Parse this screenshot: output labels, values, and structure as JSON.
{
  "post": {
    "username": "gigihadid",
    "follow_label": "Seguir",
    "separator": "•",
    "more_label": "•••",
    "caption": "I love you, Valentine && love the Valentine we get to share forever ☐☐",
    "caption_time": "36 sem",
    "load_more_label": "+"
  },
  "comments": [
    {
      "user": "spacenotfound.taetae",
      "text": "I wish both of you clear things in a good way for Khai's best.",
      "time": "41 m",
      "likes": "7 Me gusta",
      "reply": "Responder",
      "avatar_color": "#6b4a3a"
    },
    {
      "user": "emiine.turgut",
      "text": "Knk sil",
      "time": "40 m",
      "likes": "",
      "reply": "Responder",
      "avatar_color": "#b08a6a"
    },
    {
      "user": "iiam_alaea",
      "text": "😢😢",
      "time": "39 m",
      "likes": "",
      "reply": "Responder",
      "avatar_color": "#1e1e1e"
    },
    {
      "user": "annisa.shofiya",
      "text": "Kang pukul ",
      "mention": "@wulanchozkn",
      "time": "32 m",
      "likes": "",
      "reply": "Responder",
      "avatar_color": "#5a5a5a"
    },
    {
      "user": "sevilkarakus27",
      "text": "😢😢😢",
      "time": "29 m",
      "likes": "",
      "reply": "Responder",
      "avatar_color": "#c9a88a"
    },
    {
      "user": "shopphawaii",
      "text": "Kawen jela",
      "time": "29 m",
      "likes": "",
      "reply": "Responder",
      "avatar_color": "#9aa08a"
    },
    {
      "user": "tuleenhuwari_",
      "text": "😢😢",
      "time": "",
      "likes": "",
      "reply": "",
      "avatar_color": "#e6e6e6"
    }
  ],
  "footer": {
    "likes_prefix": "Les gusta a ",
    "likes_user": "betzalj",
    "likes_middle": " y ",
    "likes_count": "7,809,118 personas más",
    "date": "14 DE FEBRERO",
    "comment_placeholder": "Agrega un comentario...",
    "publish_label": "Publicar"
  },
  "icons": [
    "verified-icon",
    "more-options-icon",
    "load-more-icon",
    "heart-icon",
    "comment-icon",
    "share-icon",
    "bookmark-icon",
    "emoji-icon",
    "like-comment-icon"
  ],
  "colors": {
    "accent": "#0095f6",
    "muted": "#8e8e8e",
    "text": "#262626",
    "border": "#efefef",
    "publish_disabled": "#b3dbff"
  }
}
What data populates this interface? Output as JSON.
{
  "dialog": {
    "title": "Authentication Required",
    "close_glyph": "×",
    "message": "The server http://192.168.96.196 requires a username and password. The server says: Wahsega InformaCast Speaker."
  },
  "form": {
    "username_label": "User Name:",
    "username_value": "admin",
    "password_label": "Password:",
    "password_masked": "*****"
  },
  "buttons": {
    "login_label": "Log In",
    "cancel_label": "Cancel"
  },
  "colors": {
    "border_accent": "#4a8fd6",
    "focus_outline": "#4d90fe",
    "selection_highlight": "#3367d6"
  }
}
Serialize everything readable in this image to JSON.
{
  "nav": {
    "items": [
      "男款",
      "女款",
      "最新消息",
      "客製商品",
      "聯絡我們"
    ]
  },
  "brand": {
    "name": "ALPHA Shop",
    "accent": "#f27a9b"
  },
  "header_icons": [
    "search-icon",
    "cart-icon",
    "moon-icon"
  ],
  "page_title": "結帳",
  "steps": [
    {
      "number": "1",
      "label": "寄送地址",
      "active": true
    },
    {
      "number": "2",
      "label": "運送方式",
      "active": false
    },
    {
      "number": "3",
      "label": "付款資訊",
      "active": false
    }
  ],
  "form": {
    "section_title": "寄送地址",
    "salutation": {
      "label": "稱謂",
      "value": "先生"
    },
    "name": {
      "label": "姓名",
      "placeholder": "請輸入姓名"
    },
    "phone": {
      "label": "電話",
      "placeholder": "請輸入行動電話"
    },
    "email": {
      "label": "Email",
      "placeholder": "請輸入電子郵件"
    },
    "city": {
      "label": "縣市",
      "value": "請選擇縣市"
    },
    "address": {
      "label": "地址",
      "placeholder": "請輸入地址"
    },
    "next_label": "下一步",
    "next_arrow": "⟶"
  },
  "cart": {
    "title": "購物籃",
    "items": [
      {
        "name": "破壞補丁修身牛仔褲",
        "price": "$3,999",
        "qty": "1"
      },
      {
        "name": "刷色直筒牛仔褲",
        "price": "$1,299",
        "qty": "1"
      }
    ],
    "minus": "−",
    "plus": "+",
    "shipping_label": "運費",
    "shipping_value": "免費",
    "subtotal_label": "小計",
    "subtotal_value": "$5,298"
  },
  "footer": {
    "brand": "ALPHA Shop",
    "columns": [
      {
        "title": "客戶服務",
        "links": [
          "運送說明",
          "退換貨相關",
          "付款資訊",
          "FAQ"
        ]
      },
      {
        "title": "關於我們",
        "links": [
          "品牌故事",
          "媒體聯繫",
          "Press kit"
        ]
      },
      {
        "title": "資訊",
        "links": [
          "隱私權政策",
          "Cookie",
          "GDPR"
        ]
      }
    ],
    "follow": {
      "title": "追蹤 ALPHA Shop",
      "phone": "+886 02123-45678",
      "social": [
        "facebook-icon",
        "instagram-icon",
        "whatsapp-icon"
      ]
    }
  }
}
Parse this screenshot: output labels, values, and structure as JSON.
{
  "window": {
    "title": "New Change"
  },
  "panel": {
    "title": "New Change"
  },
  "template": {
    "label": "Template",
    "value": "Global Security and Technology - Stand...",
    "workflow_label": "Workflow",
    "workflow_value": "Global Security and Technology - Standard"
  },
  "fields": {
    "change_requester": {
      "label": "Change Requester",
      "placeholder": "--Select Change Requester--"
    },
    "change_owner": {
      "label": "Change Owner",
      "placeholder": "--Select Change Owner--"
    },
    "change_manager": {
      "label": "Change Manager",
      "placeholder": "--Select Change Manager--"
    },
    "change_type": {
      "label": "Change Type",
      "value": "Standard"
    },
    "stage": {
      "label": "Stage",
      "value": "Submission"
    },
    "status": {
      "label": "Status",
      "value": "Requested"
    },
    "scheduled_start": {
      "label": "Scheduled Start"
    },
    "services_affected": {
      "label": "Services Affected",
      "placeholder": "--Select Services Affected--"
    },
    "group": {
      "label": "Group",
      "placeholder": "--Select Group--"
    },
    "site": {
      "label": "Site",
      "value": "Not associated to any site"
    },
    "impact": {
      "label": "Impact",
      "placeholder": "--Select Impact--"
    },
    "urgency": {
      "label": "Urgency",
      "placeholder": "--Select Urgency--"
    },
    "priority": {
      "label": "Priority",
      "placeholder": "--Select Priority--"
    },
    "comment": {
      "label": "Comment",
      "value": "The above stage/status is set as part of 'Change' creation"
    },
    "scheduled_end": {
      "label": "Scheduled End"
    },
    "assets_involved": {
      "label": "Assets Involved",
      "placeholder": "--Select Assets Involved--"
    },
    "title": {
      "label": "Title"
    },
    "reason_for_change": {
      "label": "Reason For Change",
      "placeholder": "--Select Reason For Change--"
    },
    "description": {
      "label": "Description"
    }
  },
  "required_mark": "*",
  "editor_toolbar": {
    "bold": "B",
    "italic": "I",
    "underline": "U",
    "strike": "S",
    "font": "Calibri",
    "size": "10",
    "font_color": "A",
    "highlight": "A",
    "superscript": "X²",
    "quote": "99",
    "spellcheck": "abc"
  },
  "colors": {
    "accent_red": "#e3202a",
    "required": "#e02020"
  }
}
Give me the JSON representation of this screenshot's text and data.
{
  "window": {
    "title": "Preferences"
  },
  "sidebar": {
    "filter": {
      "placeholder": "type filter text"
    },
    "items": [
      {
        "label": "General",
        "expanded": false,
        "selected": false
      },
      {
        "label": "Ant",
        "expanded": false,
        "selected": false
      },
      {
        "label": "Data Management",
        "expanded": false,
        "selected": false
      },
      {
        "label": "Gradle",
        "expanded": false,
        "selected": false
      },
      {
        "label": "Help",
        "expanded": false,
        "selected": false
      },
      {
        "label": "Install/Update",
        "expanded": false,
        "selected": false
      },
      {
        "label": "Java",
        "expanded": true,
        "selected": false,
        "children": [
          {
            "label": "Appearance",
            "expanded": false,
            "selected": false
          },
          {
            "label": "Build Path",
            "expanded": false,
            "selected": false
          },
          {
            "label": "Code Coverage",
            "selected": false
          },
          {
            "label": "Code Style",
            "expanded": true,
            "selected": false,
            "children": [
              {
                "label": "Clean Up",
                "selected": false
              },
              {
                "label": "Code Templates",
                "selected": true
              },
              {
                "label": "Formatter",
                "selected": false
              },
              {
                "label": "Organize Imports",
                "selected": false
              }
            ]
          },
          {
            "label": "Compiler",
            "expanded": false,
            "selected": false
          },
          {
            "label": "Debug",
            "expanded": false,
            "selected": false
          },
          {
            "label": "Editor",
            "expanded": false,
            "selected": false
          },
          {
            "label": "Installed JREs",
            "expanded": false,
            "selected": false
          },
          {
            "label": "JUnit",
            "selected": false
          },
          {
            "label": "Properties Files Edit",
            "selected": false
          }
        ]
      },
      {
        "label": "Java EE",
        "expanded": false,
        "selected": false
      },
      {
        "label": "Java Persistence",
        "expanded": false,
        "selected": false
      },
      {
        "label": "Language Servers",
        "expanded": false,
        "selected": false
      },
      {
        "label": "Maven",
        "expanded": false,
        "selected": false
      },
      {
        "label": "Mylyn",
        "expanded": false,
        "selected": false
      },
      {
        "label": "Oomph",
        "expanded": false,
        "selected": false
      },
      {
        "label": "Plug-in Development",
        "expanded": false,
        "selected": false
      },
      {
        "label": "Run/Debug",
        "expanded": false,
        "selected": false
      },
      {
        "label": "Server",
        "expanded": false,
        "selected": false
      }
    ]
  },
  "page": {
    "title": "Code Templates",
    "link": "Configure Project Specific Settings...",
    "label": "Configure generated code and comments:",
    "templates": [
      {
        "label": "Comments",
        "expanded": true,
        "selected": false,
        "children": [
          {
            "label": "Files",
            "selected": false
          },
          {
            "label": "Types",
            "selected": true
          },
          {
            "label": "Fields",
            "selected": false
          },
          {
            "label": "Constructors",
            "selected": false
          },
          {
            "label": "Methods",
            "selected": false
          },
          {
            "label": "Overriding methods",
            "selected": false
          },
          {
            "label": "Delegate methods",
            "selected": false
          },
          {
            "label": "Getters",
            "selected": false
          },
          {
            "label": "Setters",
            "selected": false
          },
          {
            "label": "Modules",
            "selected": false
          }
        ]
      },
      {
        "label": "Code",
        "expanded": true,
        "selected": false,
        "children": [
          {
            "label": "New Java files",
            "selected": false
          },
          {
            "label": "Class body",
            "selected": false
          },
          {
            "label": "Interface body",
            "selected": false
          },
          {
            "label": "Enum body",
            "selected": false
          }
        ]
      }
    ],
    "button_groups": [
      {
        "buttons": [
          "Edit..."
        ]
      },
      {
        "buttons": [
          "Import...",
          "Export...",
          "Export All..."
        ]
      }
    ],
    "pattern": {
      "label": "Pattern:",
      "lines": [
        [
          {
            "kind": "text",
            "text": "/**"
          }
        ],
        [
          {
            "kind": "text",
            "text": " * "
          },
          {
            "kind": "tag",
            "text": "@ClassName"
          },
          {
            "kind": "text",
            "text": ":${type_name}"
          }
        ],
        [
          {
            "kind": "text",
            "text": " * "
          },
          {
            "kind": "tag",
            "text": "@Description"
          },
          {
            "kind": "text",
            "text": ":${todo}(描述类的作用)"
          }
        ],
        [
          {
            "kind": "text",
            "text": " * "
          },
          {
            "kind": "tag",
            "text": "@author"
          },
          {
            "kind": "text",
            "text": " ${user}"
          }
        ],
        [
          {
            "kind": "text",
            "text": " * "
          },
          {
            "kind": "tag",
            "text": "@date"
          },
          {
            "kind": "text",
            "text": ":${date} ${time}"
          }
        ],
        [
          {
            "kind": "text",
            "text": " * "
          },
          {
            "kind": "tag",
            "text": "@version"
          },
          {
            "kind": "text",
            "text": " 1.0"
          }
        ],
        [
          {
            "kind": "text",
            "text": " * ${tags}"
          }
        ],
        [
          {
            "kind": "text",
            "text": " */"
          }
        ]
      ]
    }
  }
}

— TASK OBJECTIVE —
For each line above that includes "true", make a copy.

— RESULT —
      "active": true
        "expanded": true,
            "expanded": true,
                "selected": true
        "expanded": true,
            "selected": true
        "expanded": true,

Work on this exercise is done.